*Prompt*.
Return the lines below that carry the word "arrow".

Extracted data entries:
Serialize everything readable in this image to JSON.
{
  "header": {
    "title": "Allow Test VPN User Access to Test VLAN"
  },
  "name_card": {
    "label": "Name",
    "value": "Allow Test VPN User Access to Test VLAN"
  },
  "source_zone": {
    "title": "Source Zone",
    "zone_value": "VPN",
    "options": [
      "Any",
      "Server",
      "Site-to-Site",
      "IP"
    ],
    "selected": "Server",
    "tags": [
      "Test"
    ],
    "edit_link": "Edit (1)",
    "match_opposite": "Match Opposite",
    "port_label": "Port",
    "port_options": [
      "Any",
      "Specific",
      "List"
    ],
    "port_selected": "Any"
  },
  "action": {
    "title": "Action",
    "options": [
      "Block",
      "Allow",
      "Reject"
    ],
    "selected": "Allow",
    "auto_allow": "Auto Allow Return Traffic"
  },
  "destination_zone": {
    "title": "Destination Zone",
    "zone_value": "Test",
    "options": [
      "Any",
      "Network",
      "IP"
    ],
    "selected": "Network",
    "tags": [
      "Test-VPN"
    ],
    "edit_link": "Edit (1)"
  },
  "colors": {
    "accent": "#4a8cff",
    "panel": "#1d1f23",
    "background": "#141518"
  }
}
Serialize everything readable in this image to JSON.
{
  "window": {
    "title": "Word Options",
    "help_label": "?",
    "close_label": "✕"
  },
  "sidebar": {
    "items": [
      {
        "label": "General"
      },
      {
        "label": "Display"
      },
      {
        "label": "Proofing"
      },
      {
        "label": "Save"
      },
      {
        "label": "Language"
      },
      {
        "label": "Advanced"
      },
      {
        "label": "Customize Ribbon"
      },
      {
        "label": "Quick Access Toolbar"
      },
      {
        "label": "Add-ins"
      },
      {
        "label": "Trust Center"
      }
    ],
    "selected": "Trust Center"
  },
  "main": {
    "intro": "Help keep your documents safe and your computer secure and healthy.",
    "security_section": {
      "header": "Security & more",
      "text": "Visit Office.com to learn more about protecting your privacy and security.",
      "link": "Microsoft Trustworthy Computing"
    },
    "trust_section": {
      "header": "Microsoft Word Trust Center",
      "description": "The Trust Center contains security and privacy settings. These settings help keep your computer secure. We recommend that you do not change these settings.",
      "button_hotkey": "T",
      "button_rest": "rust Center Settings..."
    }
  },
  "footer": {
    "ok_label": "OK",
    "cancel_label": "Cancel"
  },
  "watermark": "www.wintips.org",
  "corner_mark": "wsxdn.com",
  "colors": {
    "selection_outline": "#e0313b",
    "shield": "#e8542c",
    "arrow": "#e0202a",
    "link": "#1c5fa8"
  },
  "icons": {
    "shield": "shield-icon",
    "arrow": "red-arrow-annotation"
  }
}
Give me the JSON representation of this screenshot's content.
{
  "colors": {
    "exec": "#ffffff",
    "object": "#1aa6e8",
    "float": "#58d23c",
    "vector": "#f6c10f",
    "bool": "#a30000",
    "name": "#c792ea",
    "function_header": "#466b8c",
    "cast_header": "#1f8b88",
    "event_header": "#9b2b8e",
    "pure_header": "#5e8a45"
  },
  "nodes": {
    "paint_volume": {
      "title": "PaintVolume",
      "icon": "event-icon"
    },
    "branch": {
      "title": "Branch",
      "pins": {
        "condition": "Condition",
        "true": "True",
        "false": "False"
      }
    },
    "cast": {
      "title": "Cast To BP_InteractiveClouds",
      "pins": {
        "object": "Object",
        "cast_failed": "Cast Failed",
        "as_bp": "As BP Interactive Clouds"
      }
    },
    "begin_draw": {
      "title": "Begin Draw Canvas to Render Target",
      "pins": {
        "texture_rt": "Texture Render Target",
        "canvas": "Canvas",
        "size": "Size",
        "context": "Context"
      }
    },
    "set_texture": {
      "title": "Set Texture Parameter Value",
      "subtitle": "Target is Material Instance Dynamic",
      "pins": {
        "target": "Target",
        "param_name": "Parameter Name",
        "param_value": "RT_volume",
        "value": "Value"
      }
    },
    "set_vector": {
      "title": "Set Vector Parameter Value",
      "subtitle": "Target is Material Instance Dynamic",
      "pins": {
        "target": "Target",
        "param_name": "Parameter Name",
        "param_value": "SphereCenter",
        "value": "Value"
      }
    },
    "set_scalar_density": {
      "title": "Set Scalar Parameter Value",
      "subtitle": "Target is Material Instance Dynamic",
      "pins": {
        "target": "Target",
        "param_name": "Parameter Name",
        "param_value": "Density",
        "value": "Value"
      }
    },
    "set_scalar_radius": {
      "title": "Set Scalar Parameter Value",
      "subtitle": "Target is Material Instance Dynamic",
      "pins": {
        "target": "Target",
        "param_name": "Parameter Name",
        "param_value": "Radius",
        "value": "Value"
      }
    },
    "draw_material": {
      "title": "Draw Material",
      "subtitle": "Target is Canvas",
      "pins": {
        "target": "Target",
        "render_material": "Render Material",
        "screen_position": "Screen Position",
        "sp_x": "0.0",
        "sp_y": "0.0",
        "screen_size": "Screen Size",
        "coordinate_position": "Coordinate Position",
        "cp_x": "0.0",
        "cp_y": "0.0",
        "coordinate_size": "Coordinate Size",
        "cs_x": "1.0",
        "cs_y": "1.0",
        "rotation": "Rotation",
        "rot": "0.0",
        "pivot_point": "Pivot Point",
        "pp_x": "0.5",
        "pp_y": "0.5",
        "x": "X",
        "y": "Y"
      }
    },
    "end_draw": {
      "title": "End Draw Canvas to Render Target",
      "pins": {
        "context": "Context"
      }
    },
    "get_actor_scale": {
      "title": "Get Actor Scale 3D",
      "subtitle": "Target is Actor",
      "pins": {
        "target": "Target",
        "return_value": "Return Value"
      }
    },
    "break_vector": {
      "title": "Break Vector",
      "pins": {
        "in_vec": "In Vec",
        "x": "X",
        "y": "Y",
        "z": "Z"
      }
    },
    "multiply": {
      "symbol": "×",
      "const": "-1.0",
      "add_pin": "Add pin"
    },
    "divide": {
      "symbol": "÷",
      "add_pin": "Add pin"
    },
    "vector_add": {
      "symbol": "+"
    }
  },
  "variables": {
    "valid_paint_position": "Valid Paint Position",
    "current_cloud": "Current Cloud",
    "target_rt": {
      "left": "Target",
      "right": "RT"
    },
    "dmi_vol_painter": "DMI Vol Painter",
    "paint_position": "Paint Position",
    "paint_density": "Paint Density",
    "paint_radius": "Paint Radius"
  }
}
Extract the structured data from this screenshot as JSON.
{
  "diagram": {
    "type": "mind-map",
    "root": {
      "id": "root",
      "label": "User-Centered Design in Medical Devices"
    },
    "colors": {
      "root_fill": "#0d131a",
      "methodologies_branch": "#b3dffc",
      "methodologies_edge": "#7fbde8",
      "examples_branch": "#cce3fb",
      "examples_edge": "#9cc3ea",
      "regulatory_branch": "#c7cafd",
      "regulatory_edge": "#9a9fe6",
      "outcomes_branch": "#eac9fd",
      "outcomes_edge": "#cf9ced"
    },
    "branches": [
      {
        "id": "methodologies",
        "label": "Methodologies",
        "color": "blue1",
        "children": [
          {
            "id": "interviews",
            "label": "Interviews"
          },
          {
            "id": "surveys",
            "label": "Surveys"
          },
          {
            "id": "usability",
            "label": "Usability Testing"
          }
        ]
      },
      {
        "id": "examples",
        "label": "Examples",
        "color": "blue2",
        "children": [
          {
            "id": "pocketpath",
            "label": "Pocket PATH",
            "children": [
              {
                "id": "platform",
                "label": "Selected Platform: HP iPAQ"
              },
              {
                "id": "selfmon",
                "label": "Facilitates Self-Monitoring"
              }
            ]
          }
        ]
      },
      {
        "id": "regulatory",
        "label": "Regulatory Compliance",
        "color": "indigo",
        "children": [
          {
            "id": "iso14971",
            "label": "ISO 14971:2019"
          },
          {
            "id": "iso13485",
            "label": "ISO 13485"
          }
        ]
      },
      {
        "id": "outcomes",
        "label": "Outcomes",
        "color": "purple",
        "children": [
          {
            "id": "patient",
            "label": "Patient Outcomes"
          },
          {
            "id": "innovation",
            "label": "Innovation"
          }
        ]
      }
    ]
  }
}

*Solution to this exercise*.
    "arrow": "#e0202a",
    "arrow": "red-arrow-annotation"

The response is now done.